## DATA SUPPLIED

== Segment start ==

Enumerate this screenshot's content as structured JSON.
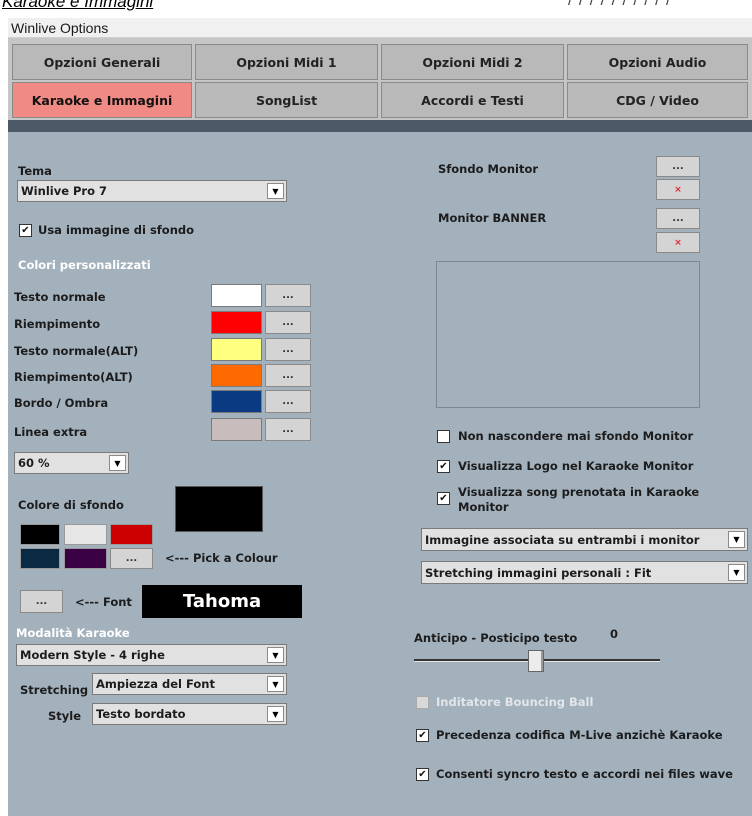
{
  "doc_heading": "Karaoke e Immagini",
  "doc_heading_right": "/ / / / / / / / / /",
  "menu": {
    "title": "Winlive Options"
  },
  "tabs": [
    {
      "label": "Opzioni Generali",
      "active": false
    },
    {
      "label": "Opzioni Midi 1",
      "active": false
    },
    {
      "label": "Opzioni Midi 2",
      "active": false
    },
    {
      "label": "Opzioni Audio",
      "active": false
    },
    {
      "label": "Karaoke e Immagini",
      "active": true
    },
    {
      "label": "SongList",
      "active": false
    },
    {
      "label": "Accordi e Testi",
      "active": false
    },
    {
      "label": "CDG / Video",
      "active": false
    }
  ],
  "left": {
    "tema_label": "Tema",
    "tema_value": "Winlive Pro 7",
    "usa_immagine_label": "Usa immagine di sfondo",
    "usa_immagine_checked": true,
    "colori_label": "Colori personalizzati",
    "colors": [
      {
        "label": "Testo normale",
        "color": "#ffffff"
      },
      {
        "label": "Riempimento",
        "color": "#ff0000"
      },
      {
        "label": "Testo normale(ALT)",
        "color": "#ffff80"
      },
      {
        "label": "Riempimento(ALT)",
        "color": "#ff6a00"
      },
      {
        "label": "Bordo / Ombra",
        "color": "#0a3a82"
      },
      {
        "label": "Linea extra",
        "color": "#c9bcbc"
      }
    ],
    "dots": "...",
    "percent_value": "60 %",
    "colore_sfondo_label": "Colore di sfondo",
    "colore_sfondo_color": "#000000",
    "palette": [
      "#000000",
      "#e6e6e6",
      "#cc0000",
      "#0a2a44",
      "#3a0044"
    ],
    "pick_colour_label": "<--- Pick a Colour",
    "font_label": "<--- Font",
    "font_sample": "Tahoma",
    "modalita_label": "Modalità Karaoke",
    "modalita_value": "Modern Style - 4 righe",
    "stretching_label": "Stretching",
    "stretching_value": "Ampiezza del Font",
    "style_label": "Style",
    "style_value": "Testo bordato"
  },
  "right": {
    "sfondo_monitor_label": "Sfondo Monitor",
    "monitor_banner_label": "Monitor BANNER",
    "x_mark": "×",
    "checks": [
      {
        "label": "Non nascondere mai sfondo Monitor",
        "checked": false
      },
      {
        "label": "Visualizza Logo nel Karaoke Monitor",
        "checked": true
      },
      {
        "label": "Visualizza song prenotata in Karaoke Monitor",
        "checked": true
      }
    ],
    "immagine_select": "Immagine associata su entrambi i monitor",
    "stretching_select": "Stretching immagini personali : Fit",
    "anticipo_label": "Anticipo - Posticipo testo",
    "anticipo_value": "0",
    "slider_fraction": 0.5,
    "bouncing_label": "Inditatore Bouncing Ball",
    "precedenza_label": "Precedenza codifica M-Live anzichè Karaoke",
    "consenti_label": "Consenti syncro testo e accordi nei files wave",
    "check_mark": "✔"
  }
}
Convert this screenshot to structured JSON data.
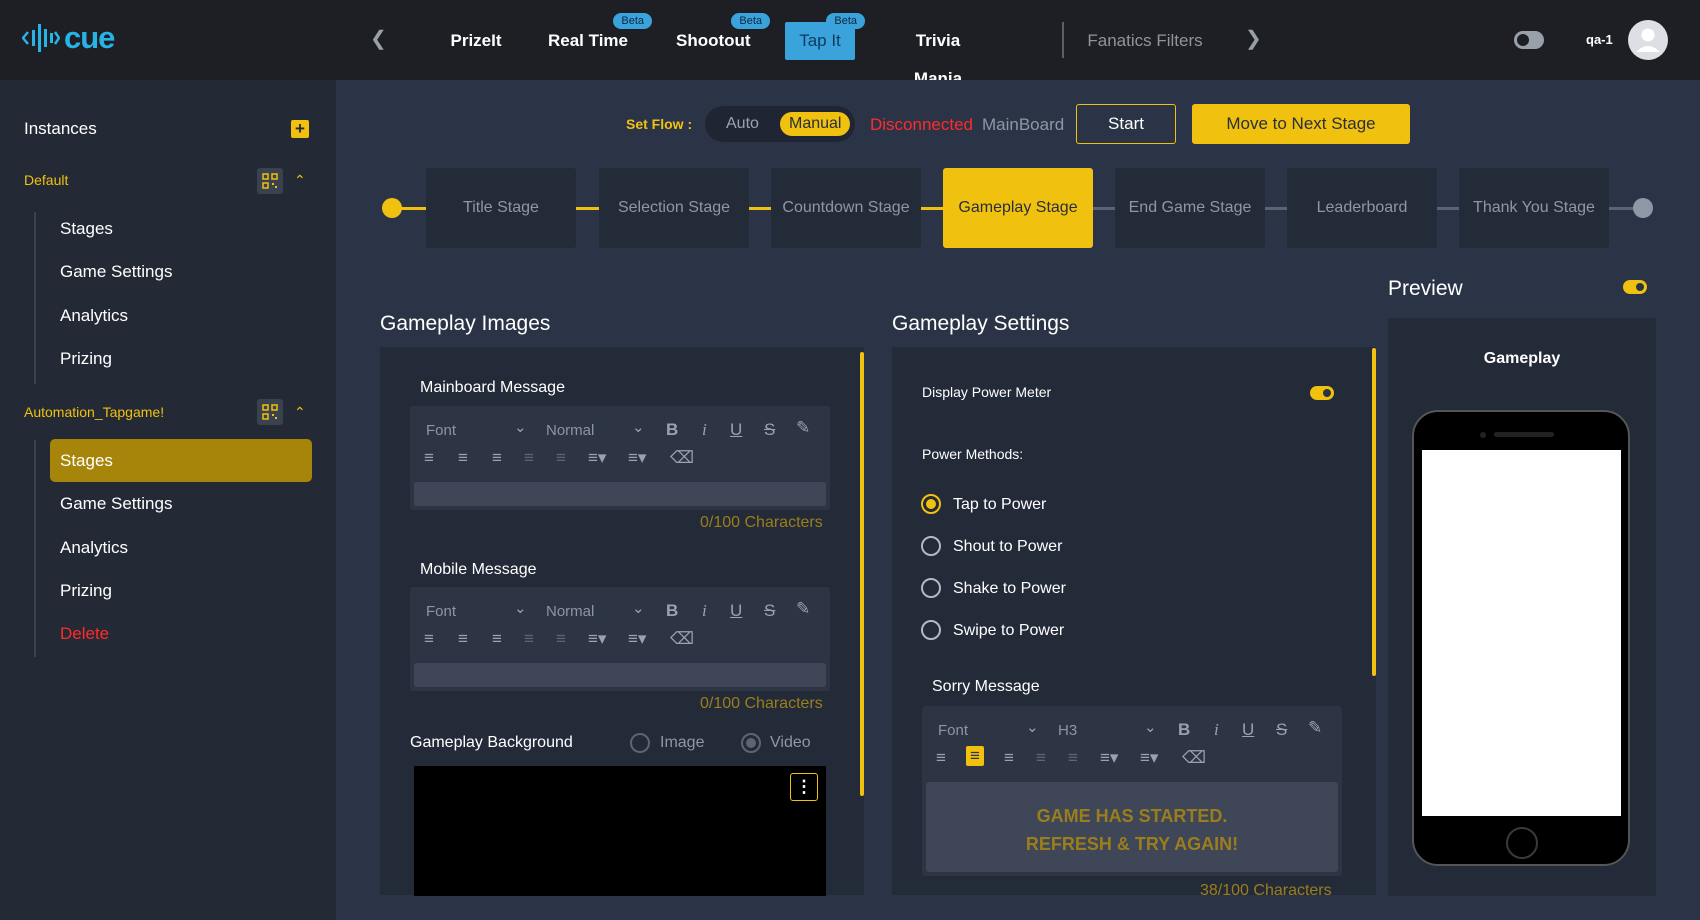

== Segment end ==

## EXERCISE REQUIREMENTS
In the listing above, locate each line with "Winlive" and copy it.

## EXERCISE SOLUTION
    "title": "Winlive Options"
    "tema_value": "Winlive Pro 7",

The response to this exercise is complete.